For ease of reference, the corporate entity Plaintiff/Appellee Roy Allan Slurry Seal and the individual Counterclaim Defendant Roy Allan are referred to collectively as RASS, unless otherwise noted.


The various trusts that are counterclaim plaintiffs/appellants are referred to collectively as “the Trust Funds.”


Under California Civil Code section 1717, any contract that allows only one specified party or the prevailing party to recoup attorney’s fees is deemed to apply to any prevailing party:

In any action on a contract, where the contract specifically pro vides that attorney’s fees and costs, which are incurred to enforce that contract, shall be awarded either to one of the parties or to the prevailing party, then the party who is determined to be the party prevailing on the contract, whether he or she is the party specified in the contract or not, shall be entitled to reasonable attorney’s fees in addition to other costs.

Cal. Civil Code S1717(a)(West 2000).

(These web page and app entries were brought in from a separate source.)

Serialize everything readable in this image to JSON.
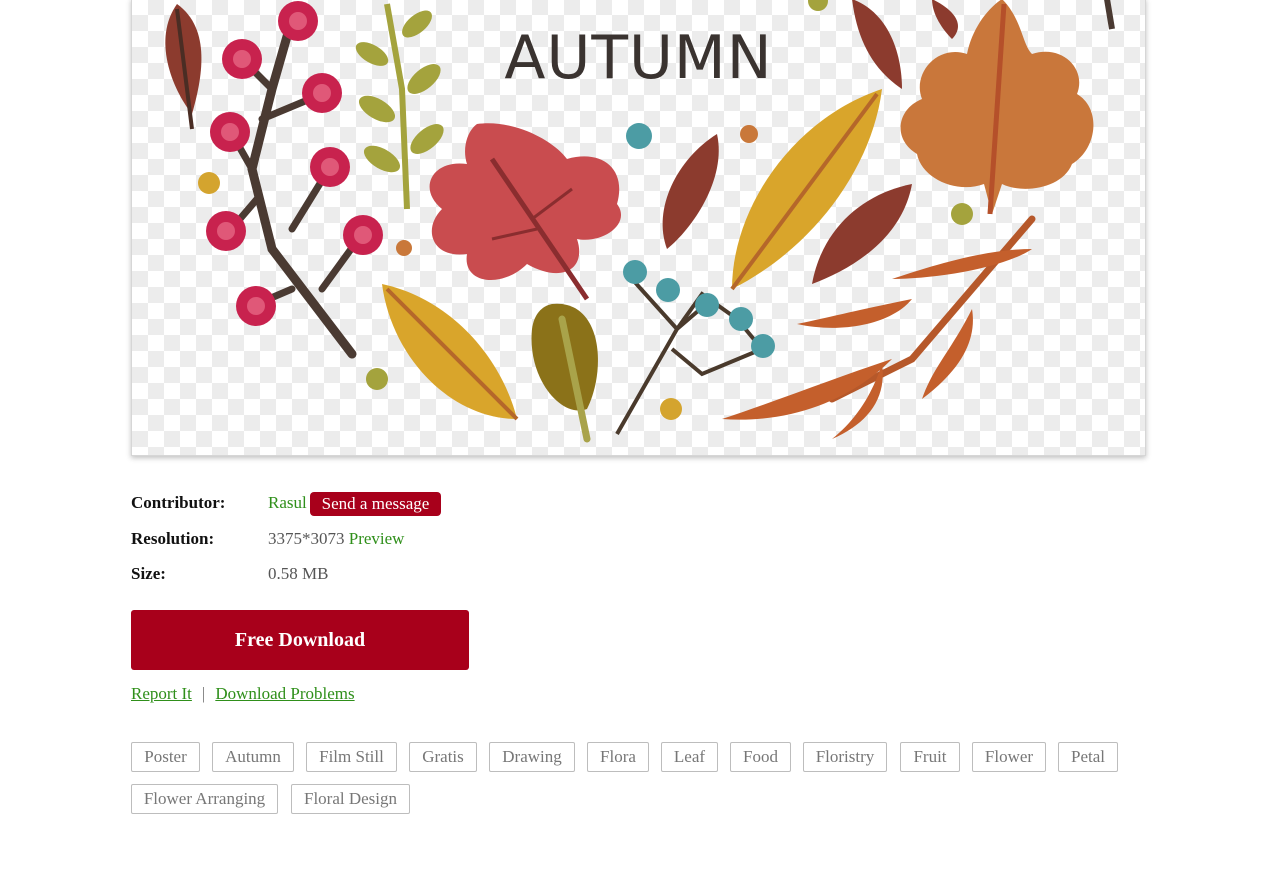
{
  "preview": {
    "title_text": "AUTUMN"
  },
  "details": {
    "contributor_label": "Contributor:",
    "contributor_name": "Rasul",
    "send_message_label": "Send a message",
    "resolution_label": "Resolution:",
    "resolution_value": "3375*3073",
    "preview_link": "Preview",
    "size_label": "Size:",
    "size_value": "0.58 MB"
  },
  "download_button": "Free Download",
  "links": {
    "report": "Report It",
    "separator": "|",
    "problems": "Download Problems"
  },
  "tags": [
    "Poster",
    "Autumn",
    "Film Still",
    "Gratis",
    "Drawing",
    "Flora",
    "Leaf",
    "Food",
    "Floristry",
    "Fruit",
    "Flower",
    "Petal",
    "Flower Arranging",
    "Floral Design"
  ],
  "colors": {
    "accent_red": "#a8001b",
    "link_green": "#2f8f1a"
  }
}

Thus, unlike statutory attorney’s fees provisions that simply grant fees to prevailing parties, section 1717 does not supply an independent basis for a fee award. Rather, it operates by broadening already-existing contractual fee-shifting provisions. It does so in two ways: 1) by taking unilateral fee-shifting provisions, and rendering them mutual; and 2) by allowing fees to a party who is sued on a contract, and who “defends the litigation `by successfully arguing the inapplicability, invalidity, unenforceability, or nonexistence of the same contract.’ ” Santisas v. Goodin, 951 P.2d 399, 406 (Cal. 1998) (quoting North Assocs. v. Bell, 229 Cal. Rptr. 305, 308 (Cal. Ct. App. 1986)).


That statute provides:

Suits for violation of contracts between an employer and a labor organization representing employees in an industry affecting commerce as defined in this chapter, or between any such labor organizations, may be brought in any district court of the United States having jurisdiction of the parties, without respect to the amount in controversy or without regard to the citizenship of the parties.

29 U.S.C. S185(a).


The MLA contains one attorney’s fees provision:

Each individual Contractor found to be delinquent [in contributing to the Trust Funds] may be required to pay all legal fees, court costs, and auditing costs in connection with such delinquency. Liquidated damages in the amount of twenty-five dollars ($25.00) per trust or twenty percent (20%) of the amount due, whichever is greater, may also be assessed. In the event that a Court finds that the Contractor is not delinquent then the Contractor shall be entitled to an award of his attorney’s fees and cost [sic] from the trust funds.

Because RASS was not a “Contractor” as defined by the MLA, it could not recover directly under this attorney’s fees provision. Thus, RASS argues that because the Union and the Trust Funds could have recovered under this provision had they prevailed, its own success in arguing that it was not bound by the MLA warrants a fee award. As it is unnecessary to our decision, we express no opinion on whether the Union would have been entitled to fees had it prevailed.